Key Monastery is a famous Tibetan Monastery in Lahaul and Spiti district of Himachal Pradesh and is located at an altitude of 4, 166 meters above sea level. This beautiful monastery is positioned on a picturesque hilltop and is very close to the Spiti River, in the Spiti Valley of Himachal Pradesh.
Also known as Key Gompa, it is biggest centre of Buddhist learning in Spiti Valley and the oldest training centre for Lamas. It is home to around 300 lamas who receive their religious education here. The place is considered to be one of the most important research and debate centre for Buddhists.
It’s hard to believe, but this spectacular monastery is at least a thousand year old and is the largest monastery in Spiti Valley. It was established in the 11th century and it still houses ancient Buddhist scrolls and paintings.
The magnificent Key Gompa is said to have been founded by Dromton (Brom-ston, 1008-1064 CE), a pupil of the famous teacher, Atisha, in the 11th century.
The monastery was frequently attacked by the Mongols and looted by various armies, followed by a devastating fire that broke open in the 1840s. In 1975 a violent earthquake caused further damage to the building which was repaired with the help of the Archaeological Survey of India and the State Public Works Department.
The monastery is famous for its architecture called Pasada style. Pasada style is characterised by two or more stories and often plays the role of a fort-monastery. The monastery is spread over three floors – underground, ground and first floor. Underground is mainly utilized for storage; ground floor is used as assembly hall. The ground floor also has small rooms for monks.
Once this monastery was a wonderful example of the monastic architecture that came into prominence during the 14th century because of Chinese influence. The walls of the monastery are decorated with beautiful paintings and murals, thangkas (a painted or embroidered Tibetan banner), valuable manuscripts, stucco images, and unique wind instruments.

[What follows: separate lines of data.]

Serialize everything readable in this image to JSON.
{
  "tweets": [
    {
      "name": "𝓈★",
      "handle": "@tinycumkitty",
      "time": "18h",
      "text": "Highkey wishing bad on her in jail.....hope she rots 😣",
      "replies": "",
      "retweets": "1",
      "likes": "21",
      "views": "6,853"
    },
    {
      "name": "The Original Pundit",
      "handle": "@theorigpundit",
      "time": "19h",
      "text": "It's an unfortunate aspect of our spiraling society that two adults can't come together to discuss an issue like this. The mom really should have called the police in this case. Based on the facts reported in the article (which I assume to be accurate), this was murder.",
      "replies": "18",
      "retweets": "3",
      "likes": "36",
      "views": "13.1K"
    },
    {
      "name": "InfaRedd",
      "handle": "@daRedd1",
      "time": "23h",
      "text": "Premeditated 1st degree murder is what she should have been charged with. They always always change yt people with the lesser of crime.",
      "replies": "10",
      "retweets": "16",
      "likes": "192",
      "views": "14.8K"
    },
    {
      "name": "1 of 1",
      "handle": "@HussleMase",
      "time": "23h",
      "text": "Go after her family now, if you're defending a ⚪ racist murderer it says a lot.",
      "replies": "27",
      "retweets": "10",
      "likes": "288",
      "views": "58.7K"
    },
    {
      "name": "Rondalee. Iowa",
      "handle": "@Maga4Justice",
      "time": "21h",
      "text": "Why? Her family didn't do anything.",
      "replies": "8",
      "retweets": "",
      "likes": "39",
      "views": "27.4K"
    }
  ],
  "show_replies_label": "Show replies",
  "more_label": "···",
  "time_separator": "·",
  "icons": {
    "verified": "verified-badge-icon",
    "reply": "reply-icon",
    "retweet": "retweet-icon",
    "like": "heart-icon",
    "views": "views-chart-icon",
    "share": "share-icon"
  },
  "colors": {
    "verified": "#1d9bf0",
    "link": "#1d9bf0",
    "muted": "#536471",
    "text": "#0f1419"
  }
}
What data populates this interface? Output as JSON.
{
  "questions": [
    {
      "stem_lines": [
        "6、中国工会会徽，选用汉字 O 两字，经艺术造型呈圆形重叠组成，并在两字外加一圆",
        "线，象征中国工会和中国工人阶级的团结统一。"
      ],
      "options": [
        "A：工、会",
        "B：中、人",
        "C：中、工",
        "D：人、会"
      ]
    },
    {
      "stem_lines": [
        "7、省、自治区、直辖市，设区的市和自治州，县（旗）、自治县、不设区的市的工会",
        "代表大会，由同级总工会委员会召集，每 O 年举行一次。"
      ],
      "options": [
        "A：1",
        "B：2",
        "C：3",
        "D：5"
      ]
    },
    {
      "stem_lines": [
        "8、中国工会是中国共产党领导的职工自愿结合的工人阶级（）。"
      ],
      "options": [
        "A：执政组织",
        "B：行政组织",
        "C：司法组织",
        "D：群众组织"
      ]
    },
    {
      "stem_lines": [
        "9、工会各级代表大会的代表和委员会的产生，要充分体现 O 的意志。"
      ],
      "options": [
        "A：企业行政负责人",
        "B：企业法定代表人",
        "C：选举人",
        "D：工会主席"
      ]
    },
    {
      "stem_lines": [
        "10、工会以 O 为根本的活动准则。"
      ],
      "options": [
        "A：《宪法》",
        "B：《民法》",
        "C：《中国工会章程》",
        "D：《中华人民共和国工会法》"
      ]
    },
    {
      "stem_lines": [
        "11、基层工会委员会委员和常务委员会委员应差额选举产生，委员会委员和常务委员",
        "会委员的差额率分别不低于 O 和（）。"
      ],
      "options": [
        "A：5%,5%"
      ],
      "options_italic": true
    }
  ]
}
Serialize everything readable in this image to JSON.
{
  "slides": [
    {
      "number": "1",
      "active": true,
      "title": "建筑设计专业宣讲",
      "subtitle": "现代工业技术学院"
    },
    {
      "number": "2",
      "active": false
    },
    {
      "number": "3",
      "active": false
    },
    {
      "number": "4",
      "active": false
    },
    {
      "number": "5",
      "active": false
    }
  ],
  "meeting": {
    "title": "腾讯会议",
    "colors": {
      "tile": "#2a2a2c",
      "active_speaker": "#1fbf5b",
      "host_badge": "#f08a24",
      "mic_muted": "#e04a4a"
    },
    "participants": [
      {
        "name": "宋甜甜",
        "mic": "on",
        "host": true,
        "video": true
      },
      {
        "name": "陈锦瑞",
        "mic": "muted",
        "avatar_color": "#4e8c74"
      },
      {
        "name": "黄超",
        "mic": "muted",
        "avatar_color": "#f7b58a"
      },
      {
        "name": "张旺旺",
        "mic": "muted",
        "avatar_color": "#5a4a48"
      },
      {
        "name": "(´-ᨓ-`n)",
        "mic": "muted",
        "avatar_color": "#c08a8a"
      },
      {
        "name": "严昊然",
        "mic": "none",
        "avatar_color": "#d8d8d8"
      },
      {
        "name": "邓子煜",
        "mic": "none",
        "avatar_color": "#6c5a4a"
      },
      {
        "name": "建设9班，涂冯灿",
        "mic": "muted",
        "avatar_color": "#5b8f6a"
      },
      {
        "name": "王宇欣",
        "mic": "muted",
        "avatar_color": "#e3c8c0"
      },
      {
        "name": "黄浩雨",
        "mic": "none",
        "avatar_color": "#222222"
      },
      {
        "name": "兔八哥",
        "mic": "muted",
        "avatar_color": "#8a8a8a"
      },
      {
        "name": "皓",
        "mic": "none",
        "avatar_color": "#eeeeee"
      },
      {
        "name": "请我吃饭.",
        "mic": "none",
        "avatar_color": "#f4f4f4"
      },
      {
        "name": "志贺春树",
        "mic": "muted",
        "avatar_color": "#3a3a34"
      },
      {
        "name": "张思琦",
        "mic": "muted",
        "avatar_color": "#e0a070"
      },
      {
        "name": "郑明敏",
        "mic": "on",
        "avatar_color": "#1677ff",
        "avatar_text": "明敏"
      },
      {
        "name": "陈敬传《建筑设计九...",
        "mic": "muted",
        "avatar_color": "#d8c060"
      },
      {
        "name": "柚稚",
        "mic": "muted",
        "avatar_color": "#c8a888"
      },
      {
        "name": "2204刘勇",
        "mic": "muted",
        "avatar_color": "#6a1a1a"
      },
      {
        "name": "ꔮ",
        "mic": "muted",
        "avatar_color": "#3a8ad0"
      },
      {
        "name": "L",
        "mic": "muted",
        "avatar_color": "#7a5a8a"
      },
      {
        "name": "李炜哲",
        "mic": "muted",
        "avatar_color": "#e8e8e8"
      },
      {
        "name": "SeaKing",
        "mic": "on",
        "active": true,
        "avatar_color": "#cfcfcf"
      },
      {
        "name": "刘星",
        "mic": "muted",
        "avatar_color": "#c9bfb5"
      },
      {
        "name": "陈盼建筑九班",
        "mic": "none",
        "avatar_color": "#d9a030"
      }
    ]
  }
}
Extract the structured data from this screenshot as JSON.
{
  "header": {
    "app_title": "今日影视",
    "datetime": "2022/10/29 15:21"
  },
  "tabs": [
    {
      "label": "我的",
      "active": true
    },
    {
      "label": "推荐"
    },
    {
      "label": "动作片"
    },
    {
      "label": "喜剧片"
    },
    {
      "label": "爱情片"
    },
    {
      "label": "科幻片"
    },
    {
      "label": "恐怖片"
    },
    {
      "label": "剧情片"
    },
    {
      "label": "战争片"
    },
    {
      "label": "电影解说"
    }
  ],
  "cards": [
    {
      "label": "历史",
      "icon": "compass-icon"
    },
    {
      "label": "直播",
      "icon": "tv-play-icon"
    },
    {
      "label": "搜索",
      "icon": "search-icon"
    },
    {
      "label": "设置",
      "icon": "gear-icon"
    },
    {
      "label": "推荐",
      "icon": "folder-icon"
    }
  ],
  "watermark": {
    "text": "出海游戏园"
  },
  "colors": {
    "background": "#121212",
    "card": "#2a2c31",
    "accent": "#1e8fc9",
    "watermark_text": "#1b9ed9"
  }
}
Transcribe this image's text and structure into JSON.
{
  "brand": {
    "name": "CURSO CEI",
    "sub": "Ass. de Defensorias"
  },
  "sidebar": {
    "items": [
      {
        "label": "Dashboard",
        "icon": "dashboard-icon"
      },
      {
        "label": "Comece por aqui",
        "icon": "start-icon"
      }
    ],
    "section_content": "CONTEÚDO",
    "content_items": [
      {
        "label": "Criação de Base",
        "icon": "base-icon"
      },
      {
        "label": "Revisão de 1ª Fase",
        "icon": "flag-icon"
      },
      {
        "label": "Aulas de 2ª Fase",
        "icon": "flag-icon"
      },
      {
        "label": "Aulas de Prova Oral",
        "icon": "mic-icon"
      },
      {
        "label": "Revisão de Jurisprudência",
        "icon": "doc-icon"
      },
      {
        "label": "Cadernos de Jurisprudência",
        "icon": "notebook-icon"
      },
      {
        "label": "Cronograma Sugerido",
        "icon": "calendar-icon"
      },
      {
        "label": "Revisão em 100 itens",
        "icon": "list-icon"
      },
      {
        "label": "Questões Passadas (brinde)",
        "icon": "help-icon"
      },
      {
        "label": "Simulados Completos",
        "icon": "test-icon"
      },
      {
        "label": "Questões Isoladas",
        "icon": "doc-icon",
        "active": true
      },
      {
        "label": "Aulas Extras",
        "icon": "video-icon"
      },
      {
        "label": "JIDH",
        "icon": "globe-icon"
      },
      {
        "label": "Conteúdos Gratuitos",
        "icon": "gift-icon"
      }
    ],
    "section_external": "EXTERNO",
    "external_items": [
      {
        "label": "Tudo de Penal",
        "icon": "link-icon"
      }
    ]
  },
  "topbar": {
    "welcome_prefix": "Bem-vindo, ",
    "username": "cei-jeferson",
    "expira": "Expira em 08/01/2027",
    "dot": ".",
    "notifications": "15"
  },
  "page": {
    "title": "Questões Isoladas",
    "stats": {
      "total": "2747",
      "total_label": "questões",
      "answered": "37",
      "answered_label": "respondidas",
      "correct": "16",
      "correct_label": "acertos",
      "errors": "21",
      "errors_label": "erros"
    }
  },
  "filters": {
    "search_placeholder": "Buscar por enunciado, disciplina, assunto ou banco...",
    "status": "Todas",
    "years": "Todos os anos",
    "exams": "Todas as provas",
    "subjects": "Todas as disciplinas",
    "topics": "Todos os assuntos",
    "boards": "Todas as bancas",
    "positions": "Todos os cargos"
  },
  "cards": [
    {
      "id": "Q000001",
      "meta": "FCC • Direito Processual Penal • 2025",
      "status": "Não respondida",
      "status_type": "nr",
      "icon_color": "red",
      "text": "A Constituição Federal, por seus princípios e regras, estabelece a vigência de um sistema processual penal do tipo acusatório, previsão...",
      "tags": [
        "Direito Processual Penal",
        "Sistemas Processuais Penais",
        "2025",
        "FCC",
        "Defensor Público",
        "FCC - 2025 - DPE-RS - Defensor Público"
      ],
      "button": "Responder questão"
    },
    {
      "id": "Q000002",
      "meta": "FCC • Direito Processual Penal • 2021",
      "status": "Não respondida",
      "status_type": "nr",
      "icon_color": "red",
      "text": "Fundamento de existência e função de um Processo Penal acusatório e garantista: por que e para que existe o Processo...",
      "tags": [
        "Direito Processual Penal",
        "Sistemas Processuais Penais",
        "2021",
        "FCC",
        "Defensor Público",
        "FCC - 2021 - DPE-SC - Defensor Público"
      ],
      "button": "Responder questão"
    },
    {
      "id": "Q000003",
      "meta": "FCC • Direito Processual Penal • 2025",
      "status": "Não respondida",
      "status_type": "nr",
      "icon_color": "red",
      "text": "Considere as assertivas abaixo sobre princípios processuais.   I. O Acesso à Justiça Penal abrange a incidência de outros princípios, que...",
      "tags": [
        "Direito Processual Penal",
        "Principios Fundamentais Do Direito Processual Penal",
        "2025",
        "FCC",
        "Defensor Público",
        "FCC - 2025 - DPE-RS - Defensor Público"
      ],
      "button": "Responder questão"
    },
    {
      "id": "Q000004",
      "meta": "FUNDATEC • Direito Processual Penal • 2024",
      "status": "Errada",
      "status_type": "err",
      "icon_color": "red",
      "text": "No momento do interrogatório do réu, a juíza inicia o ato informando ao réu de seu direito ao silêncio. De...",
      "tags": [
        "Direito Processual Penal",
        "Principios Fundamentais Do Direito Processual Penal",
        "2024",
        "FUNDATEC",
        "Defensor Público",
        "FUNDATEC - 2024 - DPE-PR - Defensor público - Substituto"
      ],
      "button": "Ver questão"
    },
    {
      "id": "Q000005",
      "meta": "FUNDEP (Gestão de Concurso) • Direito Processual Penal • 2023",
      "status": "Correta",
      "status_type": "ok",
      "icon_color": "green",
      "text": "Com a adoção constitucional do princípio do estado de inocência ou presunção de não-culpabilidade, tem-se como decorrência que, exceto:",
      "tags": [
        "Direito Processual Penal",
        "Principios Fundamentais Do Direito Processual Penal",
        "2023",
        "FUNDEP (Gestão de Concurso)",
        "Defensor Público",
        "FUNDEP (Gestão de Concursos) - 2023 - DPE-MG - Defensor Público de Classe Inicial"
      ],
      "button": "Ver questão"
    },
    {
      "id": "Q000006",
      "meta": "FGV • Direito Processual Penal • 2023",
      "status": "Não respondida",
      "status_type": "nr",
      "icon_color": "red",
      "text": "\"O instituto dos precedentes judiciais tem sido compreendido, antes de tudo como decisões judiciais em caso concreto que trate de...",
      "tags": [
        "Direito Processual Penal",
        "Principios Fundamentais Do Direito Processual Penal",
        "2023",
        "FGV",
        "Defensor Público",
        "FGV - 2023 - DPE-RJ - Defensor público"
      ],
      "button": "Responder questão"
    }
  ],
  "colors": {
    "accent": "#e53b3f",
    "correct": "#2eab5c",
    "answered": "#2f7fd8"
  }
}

The monastery also has a collection of musical instruments like trumpets, cymbals and drums. There is also a collection of weapons which were probably used to defend the monastery from the attackers.
Repeated attacks on the monastery resulted in frequent renovation and reconstruction work which in turn has given rise to irregular box like structure. The building has the appearance of a defensive fort rather than a monastery.
The name ‘Spiti‘ means “The middle land” and here quite surprisingly so, it is the land between Tibet and India and maybe that’s the very reason for it shares a very similar and intense Buddhist culture as to that found in Tibet and also in Ladakh. It is hardly surprising that the whole of Spiti is known as Little Tibet.
Key is among the three monasteries of the Gelugpa sect in Spiti valley, the other being Tabo Monastery and Drangtse Monastery.
Around the month of June and July, the Key monastery celebrates a festival, in which the Chaam dancers are followed by a procession by lamas who reaches the ritual ground below the monastery to perform dance. A large butter sculpture of a demon is set on fire and the devotees lays themselves down on the route, so that the lamas can walk over them as a part of a ritual.
Best time to visit Key Gompa
Best time for visiting Key Monastery is from Mid June to October. At this time, Rohtang Pass remains open and weather is also pleasant. Rohtang Pass Closes around post October due to snow fall.
If you are alright with extreme cold then you can take the Shimla-Kalpa-Tabo-Kaza route. This route is open all year round.
Where to stay
Travelers can stay in dormitories for a nominal charge. The charge includes food and accommodation. There’s a dining area near the prayer hall. Best part is that the Lamas prepare the meals themselves. So the food is super clean and hygienic.Other Accommodations near Key Monastery.
If you don’t want to stay at the Key Monastery then Home stays are available in Kaza and Kibber.